### Source material ###
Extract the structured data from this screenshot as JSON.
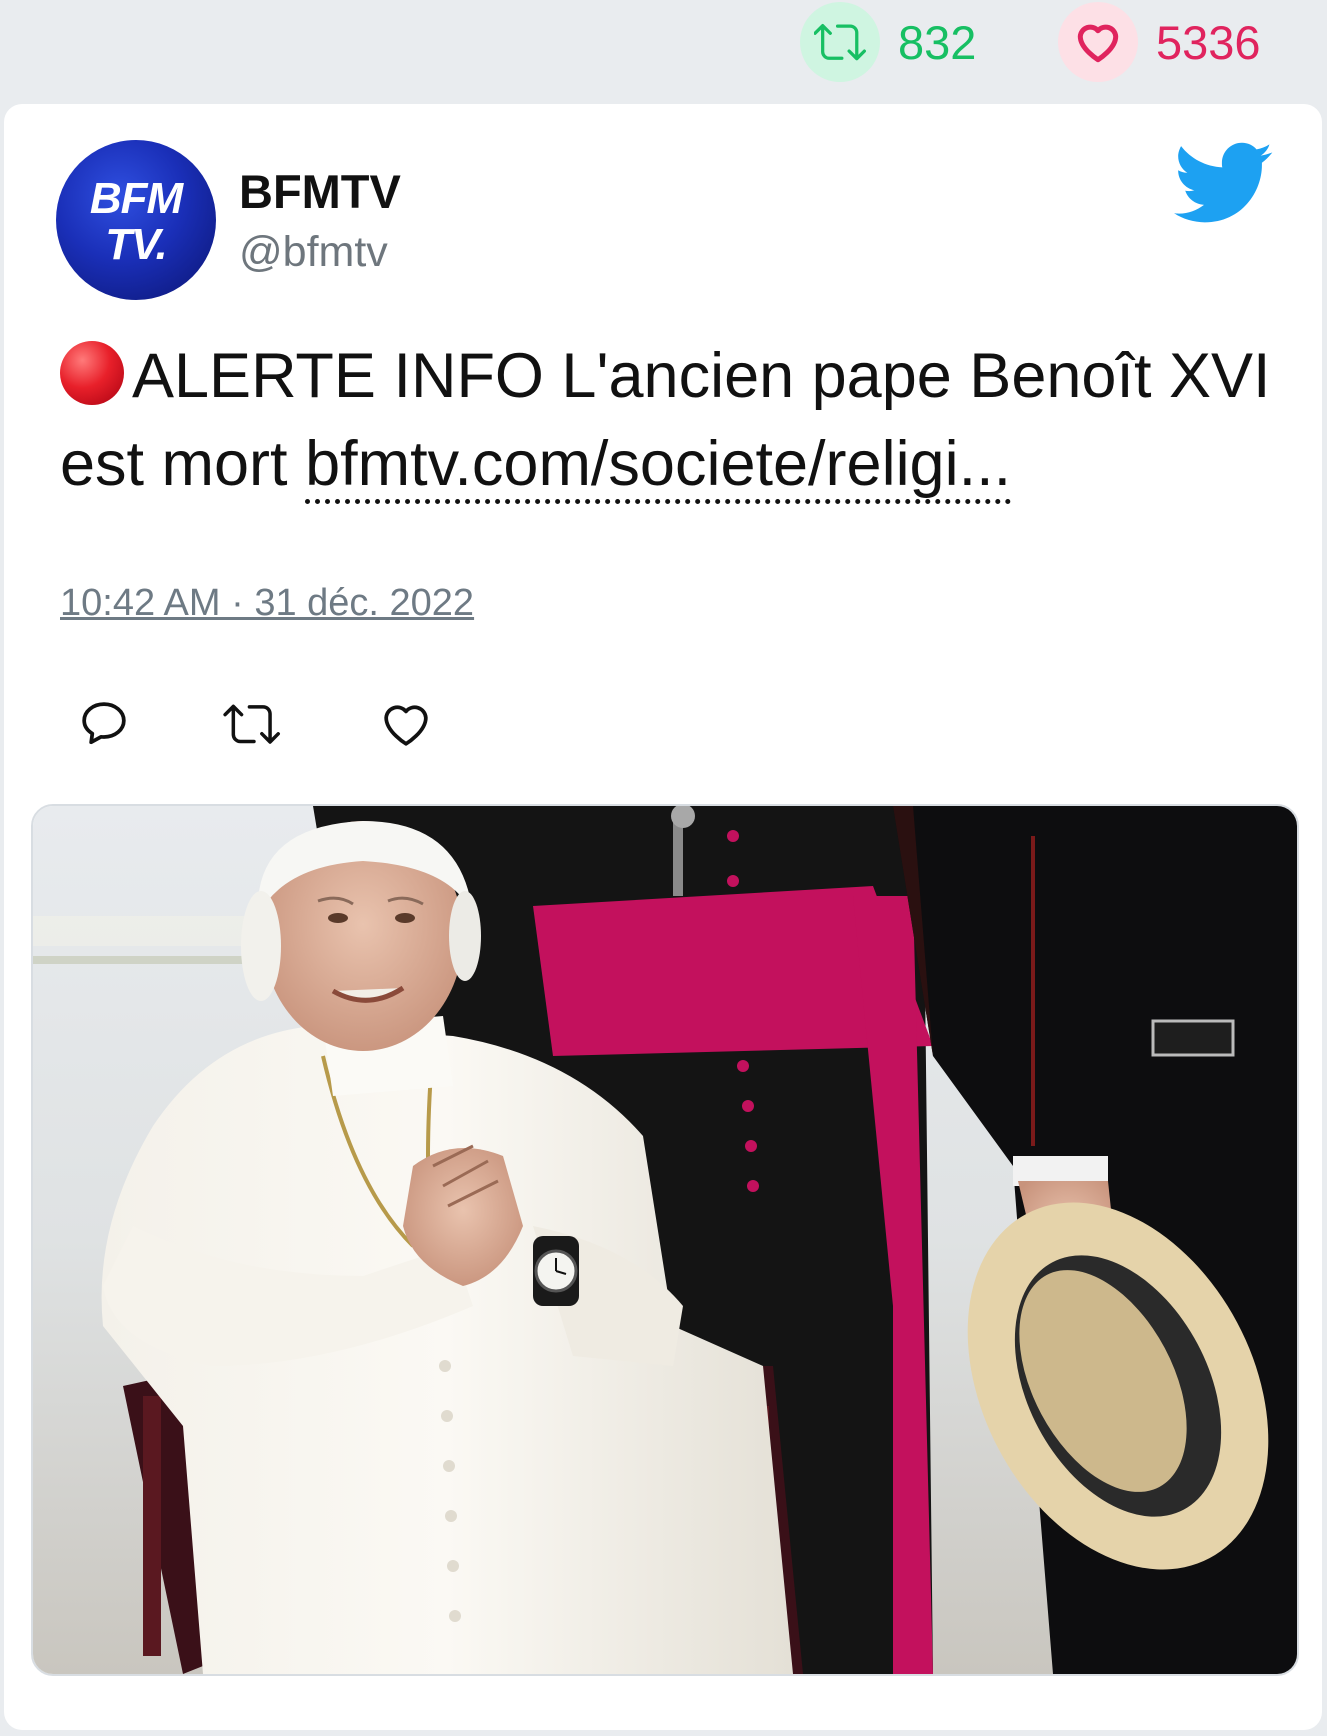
{
  "stats": {
    "retweets": "832",
    "likes": "5336"
  },
  "tweet": {
    "display_name": "BFMTV",
    "handle": "@bfmtv",
    "avatar_line1": "BFM",
    "avatar_line2": "TV.",
    "text_main": "ALERTE INFO L'ancien pape Benoît XVI est mort ",
    "link": "bfmtv.com/societe/religi...",
    "timestamp": "10:42 AM · 31 déc. 2022"
  },
  "icons": {
    "retweet": "retweet-icon",
    "like": "heart-icon",
    "reply": "reply-icon",
    "brand": "twitter-bird-icon",
    "alert": "red-circle-icon"
  },
  "colors": {
    "retweet_green": "#17bf63",
    "like_red": "#e0245e",
    "twitter_blue": "#1da1f2",
    "meta_gray": "#6e767d"
  }
}
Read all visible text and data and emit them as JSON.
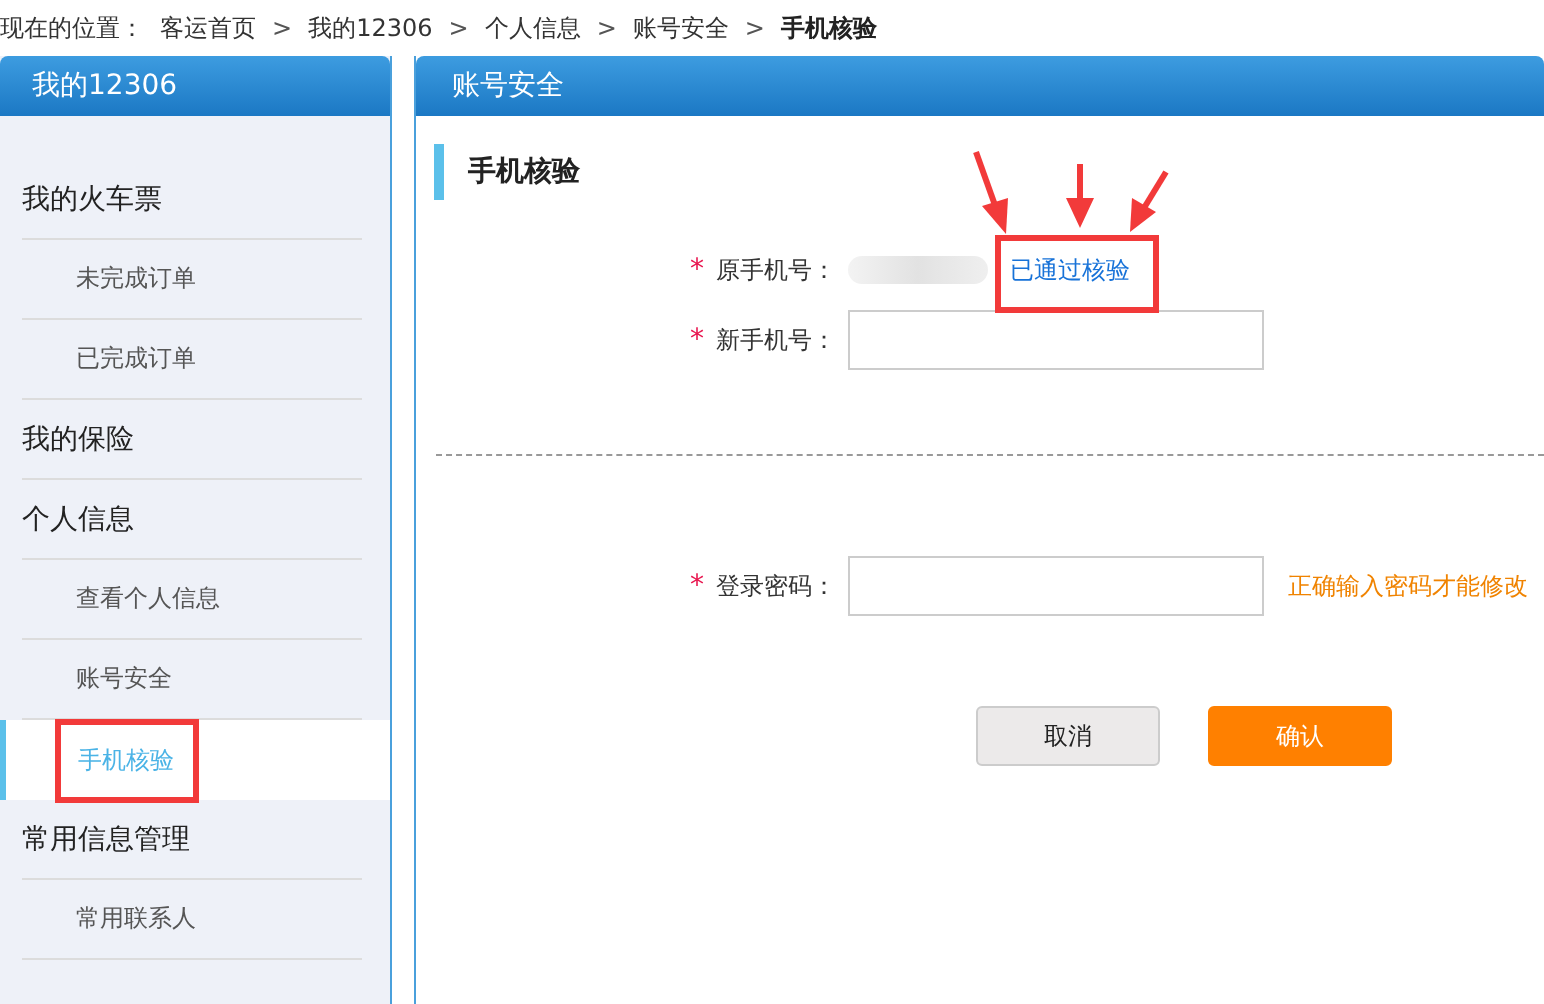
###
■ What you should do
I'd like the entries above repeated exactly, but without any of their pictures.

■ Answer box
Extract the structured data from this screenshot as JSON.
{
  "stats": {
    "retweets": "832",
    "likes": "5336"
  },
  "tweet": {
    "display_name": "BFMTV",
    "handle": "@bfmtv",
    "avatar_line1": "BFM",
    "avatar_line2": "TV.",
    "text_main": "ALERTE INFO L'ancien pape Benoît XVI est mort ",
    "link": "bfmtv.com/societe/religi...",
    "timestamp": "10:42 AM · 31 déc. 2022"
  },
  "icons": {
    "retweet": "retweet-icon",
    "like": "heart-icon",
    "reply": "reply-icon",
    "brand": "twitter-bird-icon",
    "alert": "red-circle-icon"
  },
  "colors": {
    "retweet_green": "#17bf63",
    "like_red": "#e0245e",
    "twitter_blue": "#1da1f2",
    "meta_gray": "#6e767d"
  }
}
Read all visible text and data and emit them as JSON.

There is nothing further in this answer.